Why Do Businesses Close Down? Insights from Michael Osland

Business

Businesses close down for varied reasons. The intention to close the company might be because there is a lack of profitability and cannot keep up with costs and expenses, or maybe because the owners want to do something else productive with their time. Another reason why businesses can close down is due to bankruptcy or natural disasters such as floods, fires, financial crises, and earthquakes. 

Businesses also close down if they cannot meet specific licensing requirements such as legal paperwork such as tax returns and business licenses. Businesses might shut down temporarily if it needs repairs like structural damages resulting from hurricanes or floods, broken water pipes that need repairing, electrical issues that require attention, etc. Sometimes businesses will close down permanently because it no longer serves their purpose (for example, a restaurant closes down if its owner decides to do something else with his life). A business might close due to personal reasons such as illness or the death of the owner.

Financial reasons – Michael Osland

Businesses often face financial limits as a result of operating at a loss. In general, companies are not expected to profit year after year but instead should break even and maintain consistent profits over a long time. When businesses lose money for too long, they begin closing down because it becomes unsustainable and close to impossible for them to operate and meet costs and expenses.

Companies must comply with tax legislation to stay afloat financially by making sure they pay their taxes correctly to claim any business related deductions on the same tax returns. Businesses need to keep track of the financial transactions between them and their business partners.

Licensing Issues 

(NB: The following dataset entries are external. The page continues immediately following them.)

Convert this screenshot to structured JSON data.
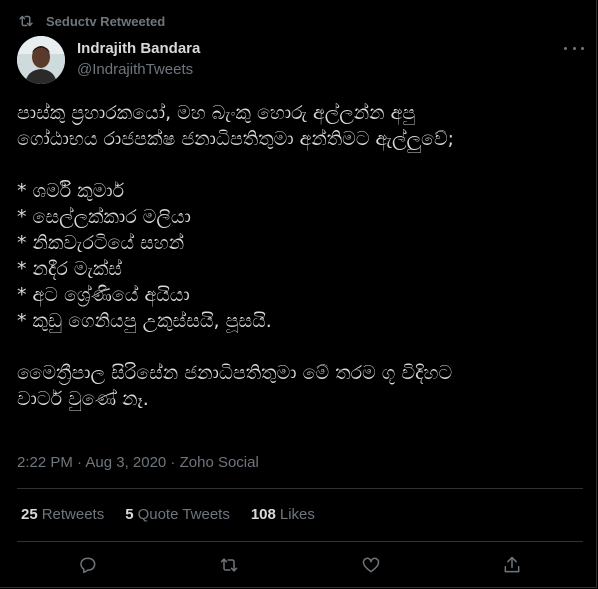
{
  "retweet_context": {
    "label": "Seductv Retweeted",
    "icon": "retweet-icon"
  },
  "author": {
    "name": "Indrajith Bandara",
    "handle": "@IndrajithTweets"
  },
  "tweet": {
    "text": "පාස්කු ප්‍රහාරකයෝ, මහ බැංකු හොරු අල්ලන්න අපු\nගෝඨාභය රාජපක්ෂ ජනාධිපතිතුමා අන්තිමට ඇල්ලුවේ;\n\n* ශර්මි කුමාර්\n* සෙල්ලක්කාර මලියා\n* නිකවැරටියේ සහන්\n* නදීර මැක්ස්\n* අට ශ්‍රේණියේ අයියා\n* කුඩු ගෙනියපු උකුස්සයි, පූසයි.\n\nමෛත්‍රීපාල සිරිසේන ජනාධිපතිතුමා මේ තරම ගූ විදිහට\nවාටර් වුණේ නෑ.",
    "timestamp": "2:22 PM · Aug 3, 2020 · Zoho Social"
  },
  "stats": {
    "retweets": {
      "count": "25",
      "label": "Retweets"
    },
    "quotes": {
      "count": "5",
      "label": "Quote Tweets"
    },
    "likes": {
      "count": "108",
      "label": "Likes"
    }
  },
  "actions": [
    "reply-icon",
    "retweet-icon",
    "like-icon",
    "share-icon"
  ],
  "colors": {
    "background": "#000000",
    "text": "#d9d9d9",
    "muted": "#6e767d",
    "divider": "#2f3336"
  }
}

If a company cannot meet certain licensing requirements, it may close down temporarily or permanently. For instance, if an insurance broker fails to maintain up-to-date accounts for any reason, the relevant authorities may revoke its license until this is rectified.

A business can close down due to failure to follow legal documents such as tax returns and licenses. If a business does not pay all taxes owed or cannot produce official documentation required by law (such as licenses), it will most likely be shut down indefinitely.

The main reason for shutting down because of bankruptcy is when there are more debts than assets; this might happen when a business has been operating at a loss for some time and cannot return to profitability. In this case, creditors may force the company into bankruptcy or voluntarily apply if it cannot afford to pay its debts on time says Michael Osland.

Natural Disasters

A natural disaster can also lead a business to close down because of floods, fire, earthquakes, etc. It happens when a business cannot meet certain requirements, such as having up-to-date insurance coverage or building permits not to be shut down due to damage.

Businesses often face personal issues which result in closing down temporarily or permanently. Some of these reasons include employers quitting their jobs, the death of an owner, illness, etc. These are sometimes beyond control, so there is little that you can do to prevent this from happening.

Some businesses close down due to external factors such as competition, industry conditions, and the economy. It is especially true for small businesses which do not have enough resources and capital to compete with larger companies. Similarly, if the company operates in an economic sector that is declining or has little potential for growth, it will present a strong case for closing down the business. The decision of a business owner to close their business may also stem from personal reasons such as wanting to pursue another career path or making use of their time elsewhere.

The views expressed in this article are those of the authors and do not necessarily reflect the views or policies of The World Financial Review.